We are waiting for the One who said, “I am the light of the world; he who follows me will not walk in darkness, but will have the light of life.” St. Bernard of Clairvaux explains, “We know that there are three comings of the Lord. The third lies between the other two. It is invisible, while the other two are visible… In his first coming our Lord came in our flesh and in our weakness; in this middle coming he comes in spirit and in power; in the final coming he will be seen in glory and majesty.” In Advent we, in a sense, wait with expectation and joy for all three. We place ourselves along the prophets of old as they waited for the coming Messiah. We wait for the coming of Christ more deeply into our life now, in preparation for the last coming. St. Bernard explains that this middle coming is the road from the first to the final coming of our Savior, Jesus Christ.
Advent is a time consecrated to this road. The nearness of the Lord’s coming is announced to us at the beginning of Advent in the words, “Our Savior is coming.” It is made even more imminent during Gaudete Sunday when the announcement is changed to, “The Lord is near.” Just as the color rose approaches white, so in the middle of Advent we approach the Lord with joy. We are closer than ever before: “For salvation is nearer to us now than when we first believed.” We rejoice not only in the future coming of the Lord; we rejoice now as we have the opportunity to let Christ penetrate more deeply into our hearts.
The Entrance Antiphon of Gaudete Sunday, which comes from Paul’s letter to the Philippians: “Rejoice in the Lord always; again I say, rejoice! The Lord is near.” This text in Scripture continues: “Have no anxiety at all, but in everything, by prayer and petition, with thanksgiving, make your requests known to God. And the peace of God that passes all understanding will guard your hearts and minds in Christ Jesus” (Philippians 4:4-7). Jesus revealed the ways of the kingdom to us, “my joy may be in you, and that your joy may be full” (John 15:11). Gaudete Sunday is a good time for us to examine how free we are to embrace the joy of the Lord’s coming into our lives more completely.
But where will we find strength to embrace this joy? Our Sacred Scriptures, proclaimed during the season of Advent, advise us to cultivate virtues of courage, patience and steadfastness to help us rejoice, to enable us to become more joyful.
The Prophet Isaiah urges us on to have courage and offer each other courage and strength: “Strengthen the hands that are feeble, make firm the knees that are weak… Be strong, fear not!” (Isaiah 35:1-10).

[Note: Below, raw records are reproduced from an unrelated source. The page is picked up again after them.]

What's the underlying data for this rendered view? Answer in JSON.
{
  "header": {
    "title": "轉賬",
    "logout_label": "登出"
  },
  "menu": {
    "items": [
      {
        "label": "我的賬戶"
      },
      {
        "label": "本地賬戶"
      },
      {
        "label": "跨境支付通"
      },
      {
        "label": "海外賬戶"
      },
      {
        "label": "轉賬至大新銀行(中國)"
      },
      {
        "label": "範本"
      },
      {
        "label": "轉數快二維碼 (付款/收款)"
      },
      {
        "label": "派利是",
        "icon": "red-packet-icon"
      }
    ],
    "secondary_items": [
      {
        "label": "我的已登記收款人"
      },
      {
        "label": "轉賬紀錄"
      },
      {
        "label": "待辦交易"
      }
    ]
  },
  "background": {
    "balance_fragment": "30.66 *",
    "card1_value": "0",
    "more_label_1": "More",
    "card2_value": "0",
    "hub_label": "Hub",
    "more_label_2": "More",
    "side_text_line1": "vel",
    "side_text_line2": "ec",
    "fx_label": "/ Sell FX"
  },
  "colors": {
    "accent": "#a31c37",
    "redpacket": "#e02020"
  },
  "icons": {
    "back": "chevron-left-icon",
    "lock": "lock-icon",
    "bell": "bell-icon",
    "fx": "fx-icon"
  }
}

St. James advises us as he did the early Christians. “Be patient, therefore, brothers, until the coming of the Lord. See how the farmer waits for the precious fruit of the earth, being patient about it, until it receives the early and the late rains. You also, be patient. Establish your hearts, for the coming of the Lord is at hand. Do not grumble against one another, brothers, so that you may not be judged; behold, the Judge is standing at the door. As an example of suffering and patience, brothers, take the prophets who spoke in the name of the Lord. Behold, we consider those blessed who remained steadfast. You have heard of the steadfastness of Job, and you have seen the purpose of the Lord, how the Lord is compassionate and merciful. … (James 5:7-12)
This waiting involves letting go of trying to control what is beyond our control and joyfully accepting those things that the Lord sends us. Courage, patience and steadfastness enable us to find joy in difficult moments. As the darkness augments at the close of this year, we know the light will prevail. Christ has come. And Christ is coming. With joy, courage, patience and steadfastness, we keep watch for the approaching light. We rejoice and we celebrate the Joy of knowing that the Lord is here with us and share that joy with all we meet on our journey of life.
Fr. Gus Tharappel, msfs